[[ Material provided, beginning ]]

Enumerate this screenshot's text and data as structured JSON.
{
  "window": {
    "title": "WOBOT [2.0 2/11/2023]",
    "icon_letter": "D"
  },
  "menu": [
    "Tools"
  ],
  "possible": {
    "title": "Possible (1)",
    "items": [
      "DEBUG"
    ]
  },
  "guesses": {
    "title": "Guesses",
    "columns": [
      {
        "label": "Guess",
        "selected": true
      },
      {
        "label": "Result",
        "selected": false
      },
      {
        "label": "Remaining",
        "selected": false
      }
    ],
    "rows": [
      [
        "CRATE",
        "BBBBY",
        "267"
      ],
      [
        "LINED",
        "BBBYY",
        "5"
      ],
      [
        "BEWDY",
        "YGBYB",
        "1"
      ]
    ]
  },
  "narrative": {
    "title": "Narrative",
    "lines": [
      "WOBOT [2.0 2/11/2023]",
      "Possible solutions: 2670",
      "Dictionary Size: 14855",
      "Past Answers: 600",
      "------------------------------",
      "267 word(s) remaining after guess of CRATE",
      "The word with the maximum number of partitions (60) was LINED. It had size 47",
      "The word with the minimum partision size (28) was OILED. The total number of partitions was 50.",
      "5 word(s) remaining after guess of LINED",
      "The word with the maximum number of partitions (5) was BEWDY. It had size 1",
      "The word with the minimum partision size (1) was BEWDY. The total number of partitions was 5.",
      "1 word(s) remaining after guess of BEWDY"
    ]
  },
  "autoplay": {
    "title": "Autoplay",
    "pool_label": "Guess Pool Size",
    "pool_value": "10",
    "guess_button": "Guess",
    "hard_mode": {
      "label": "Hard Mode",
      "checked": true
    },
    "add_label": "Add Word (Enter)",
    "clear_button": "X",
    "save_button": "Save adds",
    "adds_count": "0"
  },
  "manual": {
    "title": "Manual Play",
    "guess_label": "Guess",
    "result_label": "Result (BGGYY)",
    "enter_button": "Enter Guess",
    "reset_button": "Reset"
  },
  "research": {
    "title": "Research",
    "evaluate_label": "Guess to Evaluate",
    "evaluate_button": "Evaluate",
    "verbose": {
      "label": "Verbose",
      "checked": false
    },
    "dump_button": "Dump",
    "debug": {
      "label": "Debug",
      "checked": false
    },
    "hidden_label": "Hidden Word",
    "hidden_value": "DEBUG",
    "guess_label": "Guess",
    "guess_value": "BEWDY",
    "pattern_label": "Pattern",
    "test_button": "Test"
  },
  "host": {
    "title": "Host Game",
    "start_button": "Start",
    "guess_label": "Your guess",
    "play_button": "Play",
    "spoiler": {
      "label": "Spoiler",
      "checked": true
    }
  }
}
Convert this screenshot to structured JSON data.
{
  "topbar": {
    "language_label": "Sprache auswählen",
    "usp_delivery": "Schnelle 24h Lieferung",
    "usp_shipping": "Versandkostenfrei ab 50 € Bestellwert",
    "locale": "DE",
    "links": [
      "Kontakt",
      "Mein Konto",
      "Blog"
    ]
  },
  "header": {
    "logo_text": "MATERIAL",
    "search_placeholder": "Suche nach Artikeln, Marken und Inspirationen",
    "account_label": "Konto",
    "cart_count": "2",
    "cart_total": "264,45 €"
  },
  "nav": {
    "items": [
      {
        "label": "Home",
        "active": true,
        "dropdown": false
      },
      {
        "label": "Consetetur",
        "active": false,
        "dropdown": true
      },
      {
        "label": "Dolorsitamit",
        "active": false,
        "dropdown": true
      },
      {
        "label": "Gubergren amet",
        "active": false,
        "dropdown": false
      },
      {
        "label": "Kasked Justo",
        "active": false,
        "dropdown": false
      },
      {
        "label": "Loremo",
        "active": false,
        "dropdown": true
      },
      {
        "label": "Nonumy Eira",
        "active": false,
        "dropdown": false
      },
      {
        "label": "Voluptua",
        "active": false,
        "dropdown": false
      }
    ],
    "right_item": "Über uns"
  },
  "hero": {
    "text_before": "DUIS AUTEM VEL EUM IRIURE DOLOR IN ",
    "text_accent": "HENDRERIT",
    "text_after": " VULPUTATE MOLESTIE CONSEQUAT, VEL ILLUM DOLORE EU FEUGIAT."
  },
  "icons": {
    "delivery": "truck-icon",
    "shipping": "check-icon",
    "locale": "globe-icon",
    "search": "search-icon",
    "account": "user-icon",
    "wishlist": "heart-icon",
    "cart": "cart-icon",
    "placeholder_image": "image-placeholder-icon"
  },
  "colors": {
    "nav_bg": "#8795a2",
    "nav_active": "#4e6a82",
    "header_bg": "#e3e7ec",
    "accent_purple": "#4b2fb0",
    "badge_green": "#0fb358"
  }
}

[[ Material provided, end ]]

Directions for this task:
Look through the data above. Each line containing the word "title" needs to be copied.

The completed task:
    "title": "WOBOT [2.0 2/11/2023]",
    "title": "Possible (1)",
    "title": "Guesses",
    "title": "Narrative",
    "title": "Autoplay",
    "title": "Manual Play",
    "title": "Research",
    "title": "Host Game",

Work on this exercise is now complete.